…with my palette whetted I re-visited some other forth documentation.

Then I put things down and did the dishes. After doing the dishes I found myself back at a keyboard ready to write some code.

My first thought was to re-implement the unix command cat in uxntal. After a bit of noodling I decided to go with echo instead of cat. I banged away at echo for a bit but then remembered the very first program demonstrated in a book I’m currently reading, Programming from the Ground Up, by Jonathan Bartlett. The first sample program there is one that exits. That is about it.

Exiting felt achievable.

Here is a teeny tiny program that prints the string Hello Uxn! and then exits.

( exit )

|10 @Console &vector $2 &read $1 &pad $5 &write $1 &error $1

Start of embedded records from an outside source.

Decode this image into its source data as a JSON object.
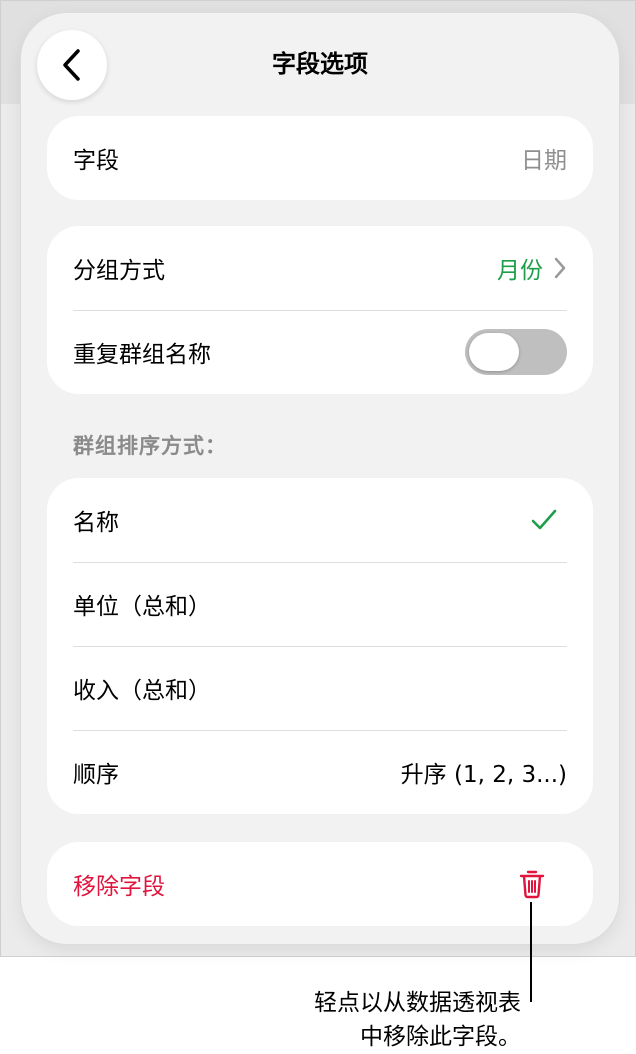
{
  "header": {
    "title": "字段选项",
    "back_icon": "chevron-left-icon"
  },
  "field_card": {
    "label": "字段",
    "value": "日期"
  },
  "grouping_card": {
    "group_by_label": "分组方式",
    "group_by_value": "月份",
    "repeat_names_label": "重复群组名称",
    "repeat_names_on": false
  },
  "sort_section": {
    "header": "群组排序方式：",
    "options": [
      {
        "label": "名称",
        "selected": true
      },
      {
        "label": "单位（总和）",
        "selected": false
      },
      {
        "label": "收入（总和）",
        "selected": false
      }
    ],
    "order_label": "顺序",
    "order_value": "升序 (1, 2, 3...)"
  },
  "remove_card": {
    "label": "移除字段",
    "icon": "trash-icon"
  },
  "callout": {
    "line1": "轻点以从数据透视表",
    "line2": "中移除此字段。"
  },
  "colors": {
    "accent": "#1e9e4a",
    "danger": "#e0143c",
    "toggle_off": "#bfbfbf"
  }
}
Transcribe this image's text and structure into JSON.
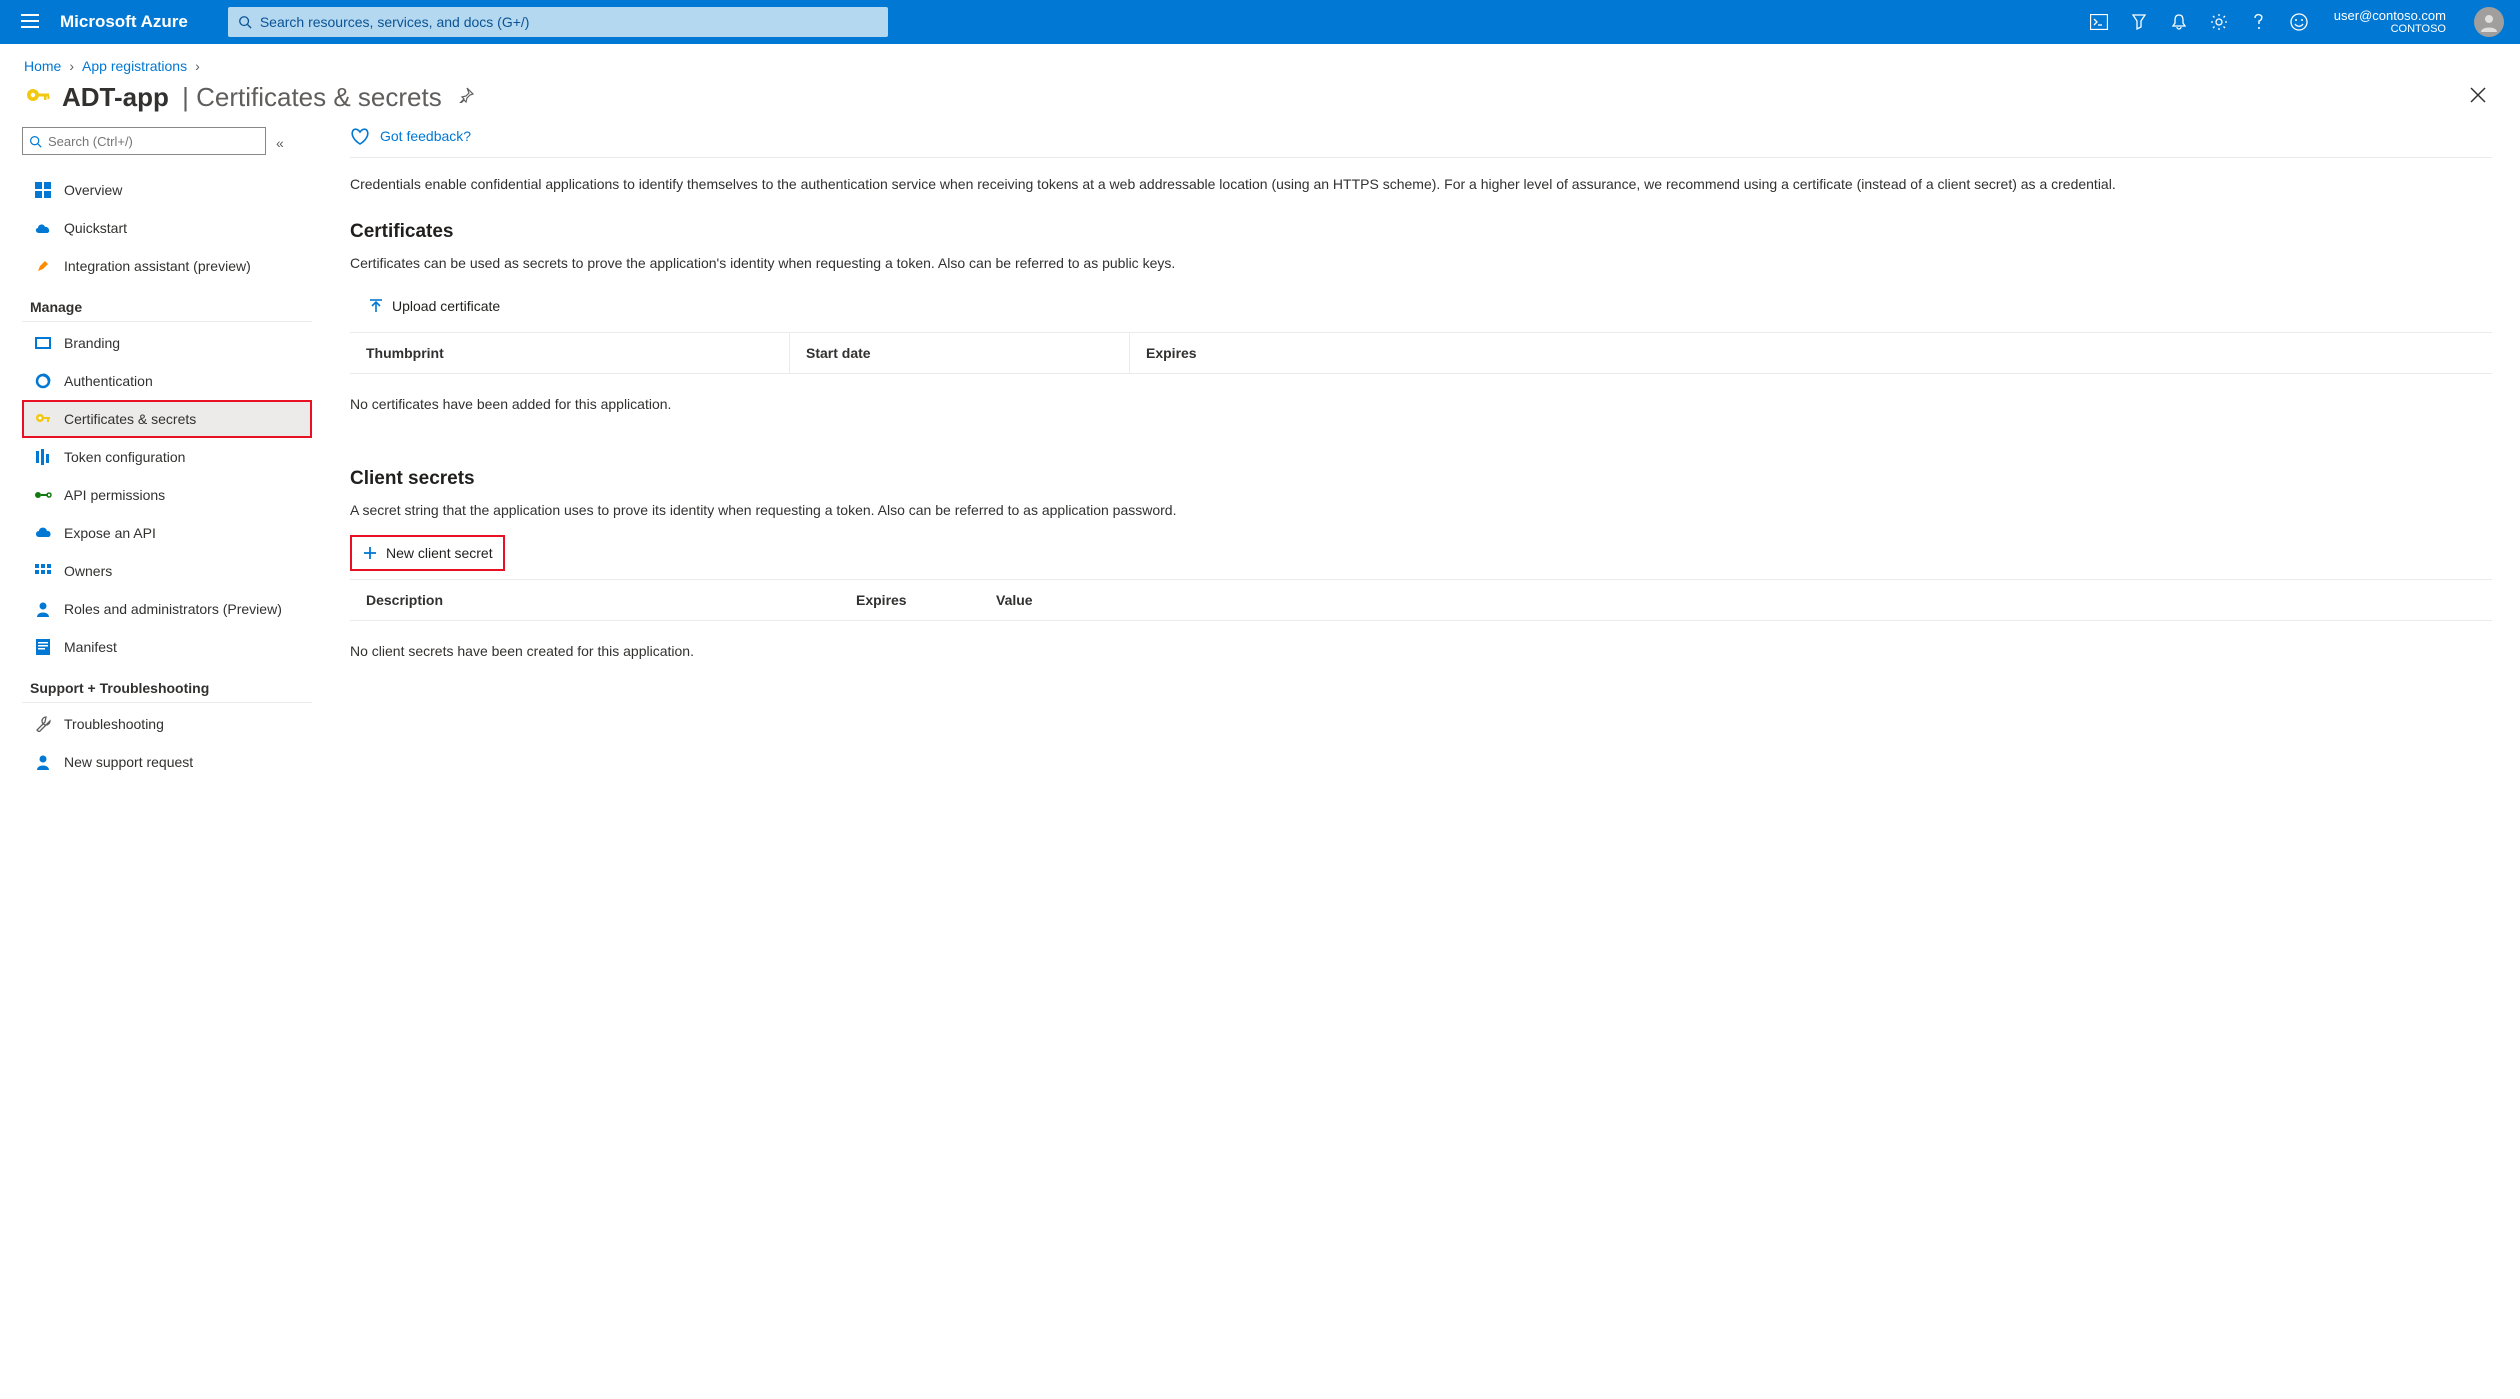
{
  "header": {
    "brand": "Microsoft Azure",
    "search_placeholder": "Search resources, services, and docs (G+/)",
    "user_email": "user@contoso.com",
    "tenant": "CONTOSO"
  },
  "breadcrumb": {
    "home": "Home",
    "appreg": "App registrations"
  },
  "page": {
    "title": "ADT-app",
    "subtitle": "Certificates & secrets"
  },
  "sidebar": {
    "search_placeholder": "Search (Ctrl+/)",
    "items_top": [
      {
        "label": "Overview"
      },
      {
        "label": "Quickstart"
      },
      {
        "label": "Integration assistant (preview)"
      }
    ],
    "section_manage": "Manage",
    "items_manage": [
      {
        "label": "Branding"
      },
      {
        "label": "Authentication"
      },
      {
        "label": "Certificates & secrets"
      },
      {
        "label": "Token configuration"
      },
      {
        "label": "API permissions"
      },
      {
        "label": "Expose an API"
      },
      {
        "label": "Owners"
      },
      {
        "label": "Roles and administrators (Preview)"
      },
      {
        "label": "Manifest"
      }
    ],
    "section_support": "Support + Troubleshooting",
    "items_support": [
      {
        "label": "Troubleshooting"
      },
      {
        "label": "New support request"
      }
    ]
  },
  "main": {
    "feedback": "Got feedback?",
    "intro": "Credentials enable confidential applications to identify themselves to the authentication service when receiving tokens at a web addressable location (using an HTTPS scheme). For a higher level of assurance, we recommend using a certificate (instead of a client secret) as a credential.",
    "certificates": {
      "heading": "Certificates",
      "desc": "Certificates can be used as secrets to prove the application's identity when requesting a token. Also can be referred to as public keys.",
      "upload": "Upload certificate",
      "col_thumbprint": "Thumbprint",
      "col_start": "Start date",
      "col_expires": "Expires",
      "empty": "No certificates have been added for this application."
    },
    "secrets": {
      "heading": "Client secrets",
      "desc": "A secret string that the application uses to prove its identity when requesting a token. Also can be referred to as application password.",
      "new": "New client secret",
      "col_desc": "Description",
      "col_expires": "Expires",
      "col_value": "Value",
      "empty": "No client secrets have been created for this application."
    }
  }
}
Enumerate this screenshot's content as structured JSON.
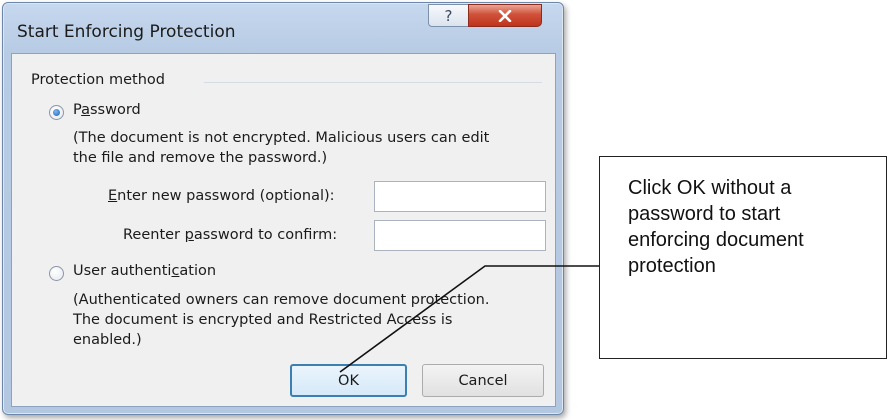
{
  "dialog": {
    "title": "Start Enforcing Protection",
    "help_icon": "question-mark-icon",
    "close_icon": "close-x-icon",
    "group_label": "Protection method",
    "options": [
      {
        "label_parts": [
          "P",
          "a",
          "ssword"
        ],
        "selected": true,
        "description_lines": [
          "(The document is not encrypted. Malicious users can edit",
          "the file and remove the password.)"
        ]
      },
      {
        "label_parts": [
          "User authenti",
          "c",
          "ation"
        ],
        "selected": false,
        "description_lines": [
          "(Authenticated owners can remove document protection.",
          "The document is encrypted and Restricted Access is",
          "enabled.)"
        ]
      }
    ],
    "new_password_label_parts": [
      "",
      "E",
      "nter new password (optional):"
    ],
    "confirm_password_label_parts": [
      "Reenter ",
      "p",
      "assword to confirm:"
    ],
    "new_password_value": "",
    "confirm_password_value": "",
    "ok_label": "OK",
    "cancel_label": "Cancel"
  },
  "callout": {
    "lines": [
      "Click OK without a",
      "password to start",
      "enforcing document",
      "protection"
    ]
  }
}
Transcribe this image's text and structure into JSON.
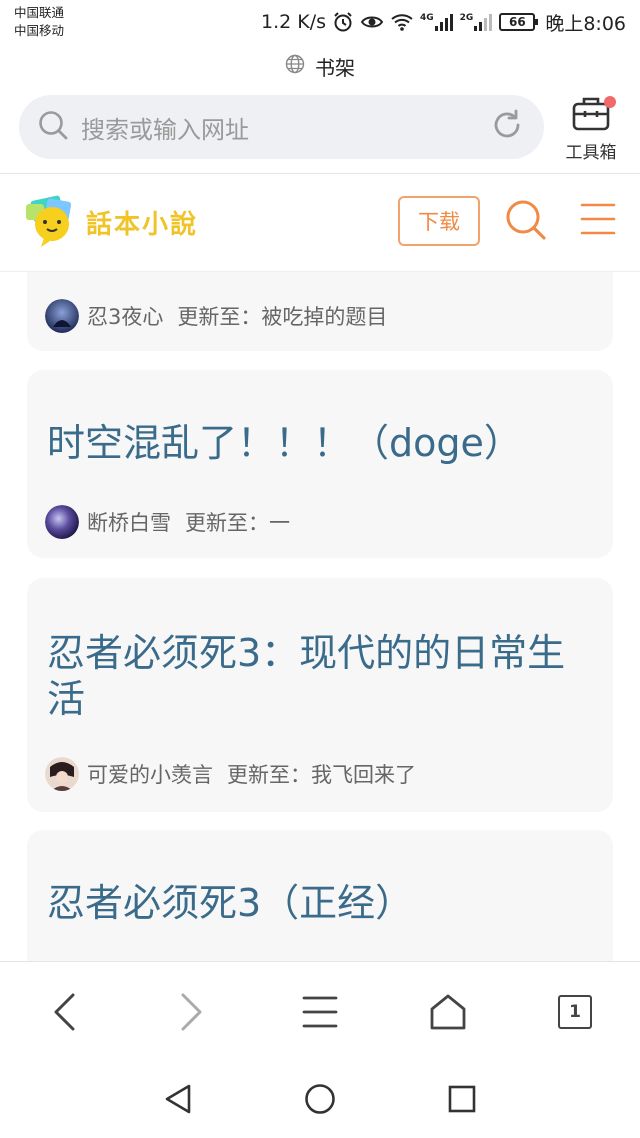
{
  "status": {
    "carrier1": "中国联通",
    "carrier2": "中国移动",
    "speed": "1.2 K/s",
    "net1": "4G",
    "net2": "2G",
    "battery": "66",
    "time": "晚上8:06"
  },
  "browser": {
    "page_title": "书架",
    "search_placeholder": "搜索或输入网址",
    "toolbox_label": "工具箱"
  },
  "site": {
    "logo_text": "話本小說",
    "download_label": "下载"
  },
  "cards": [
    {
      "author": "忍3夜心",
      "update": "更新至：被吃掉的题目"
    },
    {
      "title": "时空混乱了！！！（doge）",
      "author": "断桥白雪",
      "update": "更新至：一"
    },
    {
      "title": "忍者必须死3：现代的的日常生活",
      "author": "可爱的小羡言",
      "update": "更新至：我飞回来了"
    },
    {
      "title": "忍者必须死3（正经）"
    }
  ],
  "bottom_nav": {
    "tab_count": "1"
  }
}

|0100 ( -> )

    ( print hello )
    ;hello-txt

    &while
        LDAk .Console/write DEO
        INC2 LDAk ,&while JCN
    POP2

    ( exit )
    #010f DEO

BRK


@hello-txt "Hello 20 "Uxn! $1

It isn’t much, but it is a start.

Some handy resources I poured over over this evenings explorations include:

Also, big thanks to Devine Lu Linvenga, a primary force behind uxn, for pointing me in the right direction and suggesting some optimizations.

I’m not sure if I’ll have it in me to write code every night moving forward, but this was a lot of fun and I still have big dreams for a homespun cat.tal

uxn laboratory

As I look to assembly nights 2 and think of trying my own take on it, I wanna have a cozy space ready to play with uxn.

The setup I’ve landed on is sort of inspired by plan9port.

Prepare the way

  • in home directory, create a u directory
  • in u clone uxn and build it
  • add ~/u/uxn/ to your path as $UXN
  • add $UXN/bin to your path
  • moving forward we’ll put any and all *.rom files into $UXN/bin

Utility scripts

  • create script called u that contains the following
#!/bin/sh

UXN=${UXN:-$HOME/u/uxn}
export UXN

case "$PATH" in
$UXN/bin:*)
    ;;
*)
    PATH=$UXN/bin:$PATH
    export PATH
    ;;
esac

case $# in
[1-9]*)
       exec "$@"
       ;;
esac
  • make u executable with chmod +x and mv it to /usr/local/bin or some similar space

  • in $UXN/bin add the following scripts, make each executable with chmod +x

  • lin, used to lint *.tal files before assembly.

# script name: lin
#!/bin/sh

u uxncli uxnlin.rom $1
  • asm, used to assemble *.tal files into executable *.roms.
# script name: asm
#!/bin/sh

u uxnasm $1 $2
  • run, used to run *.roms in the sdl2 uxn emulator.
# script name: run
#!/bin/sh

u uxnemu $1
  • cli, used to run command line *.roms into stdin/stdout at the shell prompt.
# script name: cli
#!/bin/sh

u uxncli $1
# script name: drif
#!/bin/sh

u uxncli drifblim.rom $1 $2

rom library

  • wget the following roms into $UXN/bin
wget https://rabbits.srht.site/left/left.rom
wget https://rabbits.srht.site/drifblim/drifblim.rom

rock and roll

At this point everything is set and cozy to start exploring!

Do that like so:

  • to lint a *.tal file,
u lin rad.tal
  • to assemble a *.tal file using an assembler that supports macros,
u asm rad.tal rad.rom
  • to assemble a *.tal file using the selfhosted assembler,
u drif rad.tal rad.rom
  • to run a rom in the emulator
u run rad.rom
  • to run a rom at the prompt
u cli rad.rom
  • to edit something using left,
u uxnemu left.rom -s 2 rad.tal

NOTE: the -s 2 bit makes the program run zoomed…I’ve got bad eyesight and have a high DPI screen, you may not need that flag.

Onward!

Now, I’ll be honest — I don’t know if I’ll actually do my own flavor of assembly nights with uxn, but I’m really pleased with this little setup…so, that is a step in the right direction. The other step in the right direction I’ve taken is that I started to read Programming from the Ground Up by Jonathan Bartlett…so far, 2 chapters in, I am enjoying it a lot.